Under capitalism, free-competition means freedom from the initiation of physical force. Freedom of competition is the freedom to produce by one’s efforts (and in conjunction with the voluntary efforts of others), and the freedom to trade what one has produced, for one’s self-interest/profit, i.e., in the pursuit of one’s happiness.
Free-competition is a consequence of the political right to life, liberty, property and the pursuit of happiness applied to the economic sphere of production and trade.
Morally, competition among producers is founded not on service to consumers — which is a result; but, upon the pursuit of rational self-interest, i.e., the profit motive. Economically, its result is a free-market. A free-market does not mean freedom from the rule of law, but freedom from criminals and regulators.
Free-market competition presupposes a social system based on individual rights.
The freedom to produce and keep what one has created is the application of the right to property. The freedom to trade goods on one’s terms is the application of the right to liberty. The right to advertise what one has produced is the application of the right to free speech. The right to profit from what one has produced is to keep what one has created is the application of the right to the pursuit of happiness.

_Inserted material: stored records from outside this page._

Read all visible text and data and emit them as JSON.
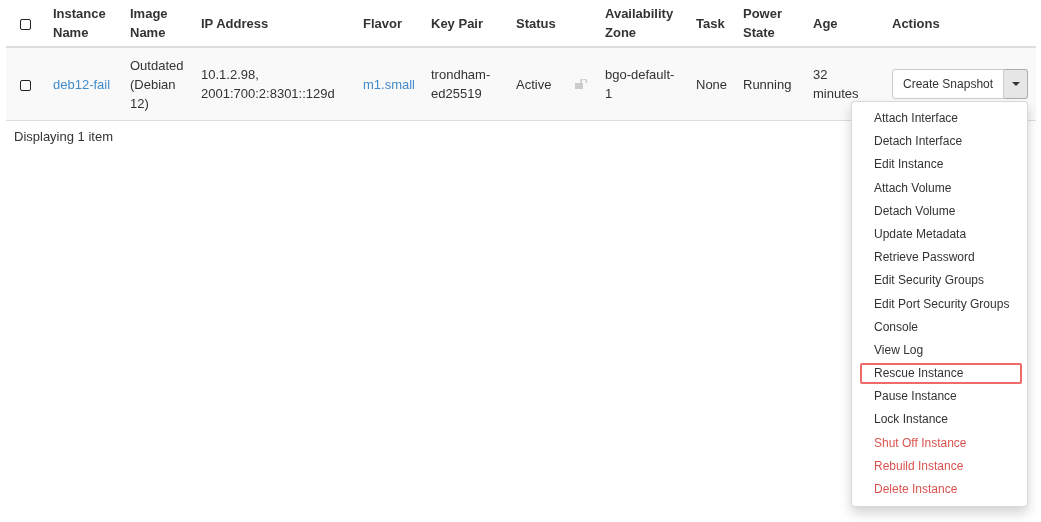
{
  "table": {
    "columns": [
      {
        "label": "Instance Name"
      },
      {
        "label": "Image Name"
      },
      {
        "label": "IP Address"
      },
      {
        "label": "Flavor"
      },
      {
        "label": "Key Pair"
      },
      {
        "label": "Status"
      },
      {
        "label": "Availability Zone"
      },
      {
        "label": "Task"
      },
      {
        "label": "Power State"
      },
      {
        "label": "Age"
      },
      {
        "label": "Actions"
      }
    ],
    "rows": [
      {
        "checked": false,
        "name": "deb12-fail",
        "image": "Outdated (Debian 12)",
        "ip": "10.1.2.98, 2001:700:2:8301::129d",
        "flavor": "m1.small",
        "key_pair": "trondham-ed25519",
        "status": "Active",
        "locked": false,
        "zone": "bgo-default-1",
        "task": "None",
        "power_state": "Running",
        "age": "32 minutes",
        "action": "Create Snapshot"
      }
    ]
  },
  "header_checkbox": {
    "checked": false
  },
  "footer": "Displaying 1 item",
  "menu": {
    "items": [
      {
        "label": "Attach Interface",
        "kind": "normal",
        "highlighted": false
      },
      {
        "label": "Detach Interface",
        "kind": "normal",
        "highlighted": false
      },
      {
        "label": "Edit Instance",
        "kind": "normal",
        "highlighted": false
      },
      {
        "label": "Attach Volume",
        "kind": "normal",
        "highlighted": false
      },
      {
        "label": "Detach Volume",
        "kind": "normal",
        "highlighted": false
      },
      {
        "label": "Update Metadata",
        "kind": "normal",
        "highlighted": false
      },
      {
        "label": "Retrieve Password",
        "kind": "normal",
        "highlighted": false
      },
      {
        "label": "Edit Security Groups",
        "kind": "normal",
        "highlighted": false
      },
      {
        "label": "Edit Port Security Groups",
        "kind": "normal",
        "highlighted": false
      },
      {
        "label": "Console",
        "kind": "normal",
        "highlighted": false
      },
      {
        "label": "View Log",
        "kind": "normal",
        "highlighted": false
      },
      {
        "label": "Rescue Instance",
        "kind": "normal",
        "highlighted": true
      },
      {
        "label": "Pause Instance",
        "kind": "normal",
        "highlighted": false
      },
      {
        "label": "Lock Instance",
        "kind": "normal",
        "highlighted": false
      },
      {
        "label": "Shut Off Instance",
        "kind": "danger",
        "highlighted": false
      },
      {
        "label": "Rebuild Instance",
        "kind": "danger",
        "highlighted": false
      },
      {
        "label": "Delete Instance",
        "kind": "danger",
        "highlighted": false
      }
    ]
  }
}
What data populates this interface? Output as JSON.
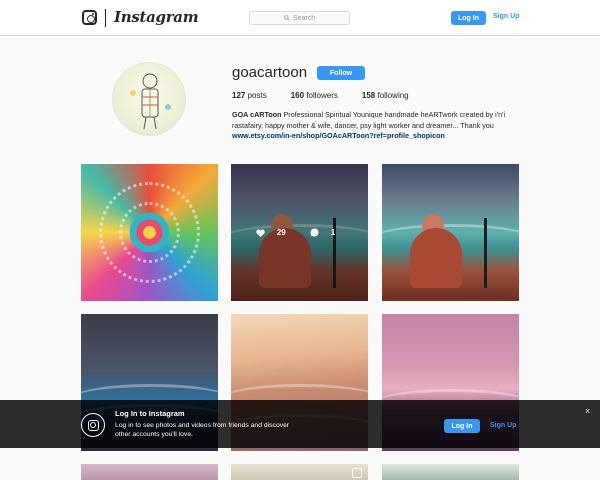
{
  "header": {
    "wordmark": "Instagram",
    "search_placeholder": "Search",
    "login_label": "Log In",
    "signup_label": "Sign Up"
  },
  "profile": {
    "username": "goacartoon",
    "follow_label": "Follow",
    "stats": [
      {
        "count": "127",
        "label": "posts"
      },
      {
        "count": "160",
        "label": "followers"
      },
      {
        "count": "158",
        "label": "following"
      }
    ],
    "bio_name": "GOA cARToon",
    "bio_text": "Professional Spiritual Younique handmade heARTwork created by i'n'i rastafairy, happy mother & wife, dancer, psy light worker and dreamer... Thank you",
    "bio_link": "www.etsy.com/in-en/shop/GOAcARToon?ref=profile_shopicon"
  },
  "hovered_post": {
    "likes": "29",
    "comments": "1"
  },
  "banner": {
    "title": "Log In to Instagram",
    "text": "Log in to see photos and videos from friends and discover other accounts you'll love.",
    "login_label": "Log In",
    "signup_label": "Sign Up",
    "close_glyph": "×"
  },
  "colors": {
    "accent": "#3897f0",
    "link": "#003569",
    "banner_bg": "#000000"
  }
}
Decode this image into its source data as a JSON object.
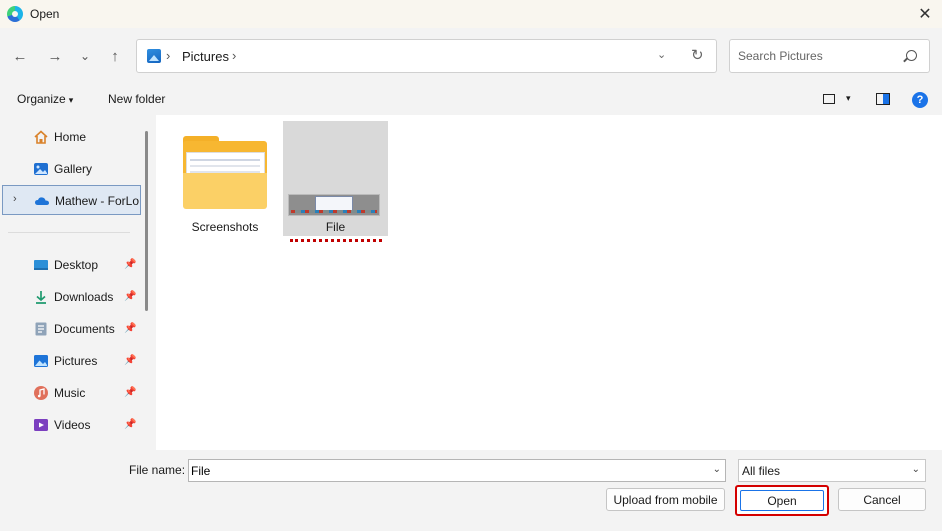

Free-competition without individual rights is a contradiction in terms; it is an oxymoron. Of course, if one is a communist, fascist or socialist (all are different forms of a single evil principle: collectivism) and does not believe in individual rights then competition has an entirely different meaning.